Description of the task: Only lines holding the word "rollerden" should be copied from the material.

Material supplied:

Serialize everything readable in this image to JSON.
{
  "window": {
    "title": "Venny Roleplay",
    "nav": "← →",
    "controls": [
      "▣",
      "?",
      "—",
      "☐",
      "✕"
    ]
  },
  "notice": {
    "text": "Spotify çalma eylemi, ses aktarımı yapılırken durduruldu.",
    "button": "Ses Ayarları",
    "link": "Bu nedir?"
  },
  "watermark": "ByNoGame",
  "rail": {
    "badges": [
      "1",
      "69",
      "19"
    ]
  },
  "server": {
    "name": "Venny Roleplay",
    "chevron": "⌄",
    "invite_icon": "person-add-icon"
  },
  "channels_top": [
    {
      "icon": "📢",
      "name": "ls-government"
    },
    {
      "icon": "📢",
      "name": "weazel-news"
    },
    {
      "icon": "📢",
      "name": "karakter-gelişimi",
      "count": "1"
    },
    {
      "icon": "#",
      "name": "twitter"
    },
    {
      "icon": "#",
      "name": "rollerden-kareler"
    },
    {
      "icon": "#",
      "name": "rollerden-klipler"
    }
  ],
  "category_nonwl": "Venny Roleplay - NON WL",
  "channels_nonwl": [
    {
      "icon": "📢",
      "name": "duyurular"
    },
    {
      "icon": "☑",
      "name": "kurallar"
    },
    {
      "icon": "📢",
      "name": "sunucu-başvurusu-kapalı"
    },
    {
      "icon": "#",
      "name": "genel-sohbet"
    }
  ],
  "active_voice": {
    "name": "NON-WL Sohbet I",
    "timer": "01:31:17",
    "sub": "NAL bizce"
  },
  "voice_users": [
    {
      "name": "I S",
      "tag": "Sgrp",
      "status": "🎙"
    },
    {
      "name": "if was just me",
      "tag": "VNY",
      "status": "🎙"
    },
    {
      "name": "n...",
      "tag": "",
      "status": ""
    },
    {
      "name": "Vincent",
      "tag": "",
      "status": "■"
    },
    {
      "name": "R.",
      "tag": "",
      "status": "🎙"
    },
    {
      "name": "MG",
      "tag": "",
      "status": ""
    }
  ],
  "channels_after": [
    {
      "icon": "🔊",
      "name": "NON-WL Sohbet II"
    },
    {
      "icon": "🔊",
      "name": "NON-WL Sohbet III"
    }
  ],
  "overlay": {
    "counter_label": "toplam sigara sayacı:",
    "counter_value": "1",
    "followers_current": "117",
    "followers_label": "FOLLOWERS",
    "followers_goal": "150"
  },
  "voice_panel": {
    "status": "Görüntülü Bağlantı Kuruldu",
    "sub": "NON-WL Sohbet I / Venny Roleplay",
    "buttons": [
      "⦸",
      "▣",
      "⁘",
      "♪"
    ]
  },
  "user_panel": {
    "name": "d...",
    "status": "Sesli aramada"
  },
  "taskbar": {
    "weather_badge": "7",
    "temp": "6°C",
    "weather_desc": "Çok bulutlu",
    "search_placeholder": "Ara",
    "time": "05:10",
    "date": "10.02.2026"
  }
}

Exercise result:
      "name": "rollerden-kareler"
      "name": "rollerden-klipler"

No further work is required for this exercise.